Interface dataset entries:
Content starts

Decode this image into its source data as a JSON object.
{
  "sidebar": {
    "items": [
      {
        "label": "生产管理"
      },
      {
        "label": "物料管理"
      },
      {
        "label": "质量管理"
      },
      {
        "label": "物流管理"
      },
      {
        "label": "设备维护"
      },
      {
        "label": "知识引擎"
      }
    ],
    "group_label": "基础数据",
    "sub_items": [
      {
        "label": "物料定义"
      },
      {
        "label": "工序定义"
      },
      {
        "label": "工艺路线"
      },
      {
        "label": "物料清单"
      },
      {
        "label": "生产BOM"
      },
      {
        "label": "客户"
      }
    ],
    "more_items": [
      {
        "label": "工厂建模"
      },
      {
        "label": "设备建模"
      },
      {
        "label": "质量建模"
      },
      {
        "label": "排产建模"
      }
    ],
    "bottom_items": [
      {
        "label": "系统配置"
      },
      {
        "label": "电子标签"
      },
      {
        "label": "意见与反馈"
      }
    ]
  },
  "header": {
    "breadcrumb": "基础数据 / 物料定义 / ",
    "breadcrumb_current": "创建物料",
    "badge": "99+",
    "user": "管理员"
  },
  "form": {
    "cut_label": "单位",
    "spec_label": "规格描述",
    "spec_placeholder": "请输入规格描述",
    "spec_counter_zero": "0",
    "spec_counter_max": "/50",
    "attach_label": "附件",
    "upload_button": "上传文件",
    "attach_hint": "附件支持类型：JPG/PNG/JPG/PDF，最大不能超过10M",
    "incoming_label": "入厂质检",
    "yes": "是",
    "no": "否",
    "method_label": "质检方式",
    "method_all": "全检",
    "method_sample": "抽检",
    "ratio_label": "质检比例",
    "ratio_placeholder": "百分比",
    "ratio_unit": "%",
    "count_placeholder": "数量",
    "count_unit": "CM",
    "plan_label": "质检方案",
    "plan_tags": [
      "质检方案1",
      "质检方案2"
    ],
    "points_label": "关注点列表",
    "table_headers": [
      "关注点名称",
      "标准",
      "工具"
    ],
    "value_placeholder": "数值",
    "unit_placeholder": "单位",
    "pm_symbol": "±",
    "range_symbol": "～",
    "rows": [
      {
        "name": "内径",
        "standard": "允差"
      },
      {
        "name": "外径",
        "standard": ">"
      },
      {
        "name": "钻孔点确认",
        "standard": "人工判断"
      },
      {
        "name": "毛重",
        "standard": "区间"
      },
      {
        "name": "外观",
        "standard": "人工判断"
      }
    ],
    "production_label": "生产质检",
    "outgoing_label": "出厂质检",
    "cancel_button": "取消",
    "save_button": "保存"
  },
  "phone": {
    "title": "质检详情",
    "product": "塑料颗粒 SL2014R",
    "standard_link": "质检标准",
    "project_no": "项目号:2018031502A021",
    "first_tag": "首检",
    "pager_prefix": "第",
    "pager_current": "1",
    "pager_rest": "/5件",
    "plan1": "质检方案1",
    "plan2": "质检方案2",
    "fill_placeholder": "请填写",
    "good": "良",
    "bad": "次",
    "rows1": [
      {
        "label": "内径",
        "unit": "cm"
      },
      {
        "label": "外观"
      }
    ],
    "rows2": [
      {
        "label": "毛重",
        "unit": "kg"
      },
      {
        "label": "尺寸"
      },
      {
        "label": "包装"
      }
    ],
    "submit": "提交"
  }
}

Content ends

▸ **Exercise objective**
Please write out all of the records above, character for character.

▸ **Solution**
Decode this image into its source data as a JSON object.
{
  "sidebar": {
    "items": [
      {
        "label": "生产管理"
      },
      {
        "label": "物料管理"
      },
      {
        "label": "质量管理"
      },
      {
        "label": "物流管理"
      },
      {
        "label": "设备维护"
      },
      {
        "label": "知识引擎"
      }
    ],
    "group_label": "基础数据",
    "sub_items": [
      {
        "label": "物料定义"
      },
      {
        "label": "工序定义"
      },
      {
        "label": "工艺路线"
      },
      {
        "label": "物料清单"
      },
      {
        "label": "生产BOM"
      },
      {
        "label": "客户"
      }
    ],
    "more_items": [
      {
        "label": "工厂建模"
      },
      {
        "label": "设备建模"
      },
      {
        "label": "质量建模"
      },
      {
        "label": "排产建模"
      }
    ],
    "bottom_items": [
      {
        "label": "系统配置"
      },
      {
        "label": "电子标签"
      },
      {
        "label": "意见与反馈"
      }
    ]
  },
  "header": {
    "breadcrumb": "基础数据 / 物料定义 / ",
    "breadcrumb_current": "创建物料",
    "badge": "99+",
    "user": "管理员"
  },
  "form": {
    "cut_label": "单位",
    "spec_label": "规格描述",
    "spec_placeholder": "请输入规格描述",
    "spec_counter_zero": "0",
    "spec_counter_max": "/50",
    "attach_label": "附件",
    "upload_button": "上传文件",
    "attach_hint": "附件支持类型：JPG/PNG/JPG/PDF，最大不能超过10M",
    "incoming_label": "入厂质检",
    "yes": "是",
    "no": "否",
    "method_label": "质检方式",
    "method_all": "全检",
    "method_sample": "抽检",
    "ratio_label": "质检比例",
    "ratio_placeholder": "百分比",
    "ratio_unit": "%",
    "count_placeholder": "数量",
    "count_unit": "CM",
    "plan_label": "质检方案",
    "plan_tags": [
      "质检方案1",
      "质检方案2"
    ],
    "points_label": "关注点列表",
    "table_headers": [
      "关注点名称",
      "标准",
      "工具"
    ],
    "value_placeholder": "数值",
    "unit_placeholder": "单位",
    "pm_symbol": "±",
    "range_symbol": "～",
    "rows": [
      {
        "name": "内径",
        "standard": "允差"
      },
      {
        "name": "外径",
        "standard": ">"
      },
      {
        "name": "钻孔点确认",
        "standard": "人工判断"
      },
      {
        "name": "毛重",
        "standard": "区间"
      },
      {
        "name": "外观",
        "standard": "人工判断"
      }
    ],
    "production_label": "生产质检",
    "outgoing_label": "出厂质检",
    "cancel_button": "取消",
    "save_button": "保存"
  },
  "phone": {
    "title": "质检详情",
    "product": "塑料颗粒 SL2014R",
    "standard_link": "质检标准",
    "project_no": "项目号:2018031502A021",
    "first_tag": "首检",
    "pager_prefix": "第",
    "pager_current": "1",
    "pager_rest": "/5件",
    "plan1": "质检方案1",
    "plan2": "质检方案2",
    "fill_placeholder": "请填写",
    "good": "良",
    "bad": "次",
    "rows1": [
      {
        "label": "内径",
        "unit": "cm"
      },
      {
        "label": "外观"
      }
    ],
    "rows2": [
      {
        "label": "毛重",
        "unit": "kg"
      },
      {
        "label": "尺寸"
      },
      {
        "label": "包装"
      }
    ],
    "submit": "提交"
  }
}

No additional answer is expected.